Oct 27, 2023: Oil prices rose in Asian trade on Friday, but were nursing bruising losses for the week as traders priced in a lower risk premium from the Israel-Hamas war, while rising Treasury yields and weak economic data also fueled demand concerns.
Signs of a potential deescalation in the war saw traders dialing down bets that it will draw in other Middle Eastern countries and disrupt oil supplies in the crude-rich region.
Several diplomatic missions to Israel were working to prevent a planned ground assault on Gaza and negotiate the return of about 200 hostages held by Hamas.
Still, Israeli forces carried out an overnight raid on northern Gaza, while Prime Minister Benjamin Netanyahu reiterated his commitment to a bigger ground assault on the region.
But traders struggled to gauge just how much the war would disrupt oil supplies, given that crude shipments from the Middle East were little changed in the first 20 days of the conflict.

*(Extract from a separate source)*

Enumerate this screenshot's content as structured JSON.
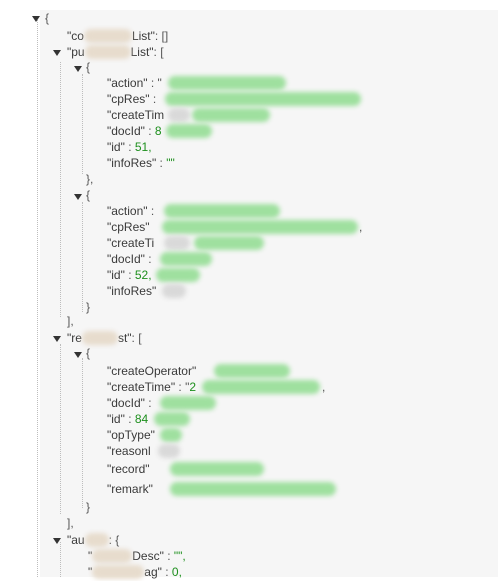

Brent oil futures rose 0.5% to $88.42 a barrel, while West Texas Intermediate crude futures rose 0.6% to $83.68 a barrel by 20:49 ET (00:49 GMT). Both contracts plummeted about $2 a barrel on Thursday, and were set to lose between 4% to 5% this week- their first weekly loss in three.

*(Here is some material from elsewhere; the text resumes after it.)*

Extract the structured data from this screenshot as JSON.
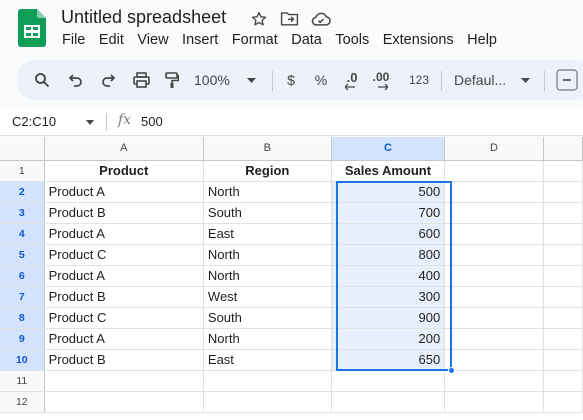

Fed uncertainty, mixed economic signals keep oil markets on edge
Strength in the dollar, before a Federal Reserve meeting next week, also put some pressure on oil markets. While the central bank is widely expected to keep rates on hold, Fed officials have also signaled higher-for-longer rates, which could potentially stymie crude demand in the coming year.
Treasury yields soared in anticipation of the Fed meeting, also unsettling markets.
Still, gross domestic product data released on Thursday showed that the U.S. economy grew far more than expected in the third quarter, pushing up hopes that oil demand in the world’s largest fuel consumer will remain steady in the coming months.
But this was preceded by a string of weak economic readings from the euro zone, as slowing business activity primed the bloc for a recession this year.
Weak signals on oil demand in China also weighed, as Beijing proposed a cap on domestic oil refining to curb carbon emissions. This largely offset news of more stimulus measures in the country.
Source Courtesy: Investing.com